§ **Work required**:
Report all lines of the records that contain "Toggle".

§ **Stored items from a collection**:
*****

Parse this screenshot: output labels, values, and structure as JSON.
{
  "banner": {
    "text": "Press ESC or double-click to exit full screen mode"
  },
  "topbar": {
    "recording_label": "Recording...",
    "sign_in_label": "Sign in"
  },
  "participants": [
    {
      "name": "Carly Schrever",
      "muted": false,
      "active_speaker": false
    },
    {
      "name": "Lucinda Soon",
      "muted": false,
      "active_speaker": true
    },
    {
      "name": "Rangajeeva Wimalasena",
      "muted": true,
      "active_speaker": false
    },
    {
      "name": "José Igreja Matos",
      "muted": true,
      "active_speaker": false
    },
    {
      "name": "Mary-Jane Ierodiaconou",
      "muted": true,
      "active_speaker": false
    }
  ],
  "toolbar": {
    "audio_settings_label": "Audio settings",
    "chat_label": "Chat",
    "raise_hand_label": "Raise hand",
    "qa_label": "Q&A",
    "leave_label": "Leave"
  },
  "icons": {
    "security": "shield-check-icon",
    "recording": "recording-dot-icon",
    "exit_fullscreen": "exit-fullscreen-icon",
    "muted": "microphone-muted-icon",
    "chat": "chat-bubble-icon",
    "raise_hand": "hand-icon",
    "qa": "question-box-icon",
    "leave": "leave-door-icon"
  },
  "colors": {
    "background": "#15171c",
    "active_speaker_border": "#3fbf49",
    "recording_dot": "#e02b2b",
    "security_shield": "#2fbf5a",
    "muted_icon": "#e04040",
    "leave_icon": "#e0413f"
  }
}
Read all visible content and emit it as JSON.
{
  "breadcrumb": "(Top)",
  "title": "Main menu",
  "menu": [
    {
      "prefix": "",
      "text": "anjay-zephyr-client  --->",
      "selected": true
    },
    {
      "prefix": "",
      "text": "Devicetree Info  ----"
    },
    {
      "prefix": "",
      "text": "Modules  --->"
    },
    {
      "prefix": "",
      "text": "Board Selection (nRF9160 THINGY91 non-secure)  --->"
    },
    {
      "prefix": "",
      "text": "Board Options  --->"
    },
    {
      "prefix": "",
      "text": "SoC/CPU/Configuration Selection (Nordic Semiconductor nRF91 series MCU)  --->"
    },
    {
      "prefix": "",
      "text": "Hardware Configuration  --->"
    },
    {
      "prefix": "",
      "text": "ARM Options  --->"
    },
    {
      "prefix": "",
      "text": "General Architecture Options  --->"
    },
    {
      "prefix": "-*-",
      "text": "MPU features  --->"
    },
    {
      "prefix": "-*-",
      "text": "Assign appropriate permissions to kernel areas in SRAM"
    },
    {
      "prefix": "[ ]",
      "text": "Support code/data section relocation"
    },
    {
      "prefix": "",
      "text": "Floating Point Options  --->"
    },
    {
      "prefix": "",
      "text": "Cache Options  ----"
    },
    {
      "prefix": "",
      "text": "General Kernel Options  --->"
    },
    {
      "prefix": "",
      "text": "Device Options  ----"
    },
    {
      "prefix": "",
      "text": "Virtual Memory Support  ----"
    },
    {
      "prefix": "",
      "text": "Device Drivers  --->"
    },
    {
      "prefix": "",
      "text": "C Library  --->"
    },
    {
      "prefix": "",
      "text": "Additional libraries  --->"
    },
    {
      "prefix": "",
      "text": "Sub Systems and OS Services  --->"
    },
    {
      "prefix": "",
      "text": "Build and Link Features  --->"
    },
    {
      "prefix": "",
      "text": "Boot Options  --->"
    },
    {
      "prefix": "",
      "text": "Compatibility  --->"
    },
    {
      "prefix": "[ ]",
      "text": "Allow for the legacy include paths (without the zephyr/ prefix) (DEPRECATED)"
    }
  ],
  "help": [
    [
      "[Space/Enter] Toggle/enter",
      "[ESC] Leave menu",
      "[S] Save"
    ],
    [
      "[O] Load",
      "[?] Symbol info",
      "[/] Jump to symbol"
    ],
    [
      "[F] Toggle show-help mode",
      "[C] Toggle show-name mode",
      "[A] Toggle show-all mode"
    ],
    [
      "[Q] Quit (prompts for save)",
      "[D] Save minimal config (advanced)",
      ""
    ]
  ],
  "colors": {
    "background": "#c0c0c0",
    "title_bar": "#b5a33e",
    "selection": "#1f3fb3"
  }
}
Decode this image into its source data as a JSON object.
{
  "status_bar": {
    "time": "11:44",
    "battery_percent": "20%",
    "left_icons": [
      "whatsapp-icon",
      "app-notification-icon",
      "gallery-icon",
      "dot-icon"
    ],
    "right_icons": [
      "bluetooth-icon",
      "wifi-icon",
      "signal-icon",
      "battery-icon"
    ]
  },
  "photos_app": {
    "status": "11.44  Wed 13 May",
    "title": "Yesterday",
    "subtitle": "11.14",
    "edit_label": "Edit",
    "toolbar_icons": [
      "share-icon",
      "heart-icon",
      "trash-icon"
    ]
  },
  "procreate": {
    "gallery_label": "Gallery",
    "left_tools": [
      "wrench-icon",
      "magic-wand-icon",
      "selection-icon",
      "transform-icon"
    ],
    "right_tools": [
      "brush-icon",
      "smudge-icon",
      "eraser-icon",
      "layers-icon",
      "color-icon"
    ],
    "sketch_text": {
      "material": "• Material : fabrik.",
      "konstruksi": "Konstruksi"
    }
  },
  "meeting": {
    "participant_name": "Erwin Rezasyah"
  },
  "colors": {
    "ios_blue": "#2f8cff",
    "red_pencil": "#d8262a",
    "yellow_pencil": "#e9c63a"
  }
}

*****

§ **Your solution**:
      "[Space/Enter] Toggle/enter",
      "[F] Toggle show-help mode",
      "[C] Toggle show-name mode",
      "[A] Toggle show-all mode"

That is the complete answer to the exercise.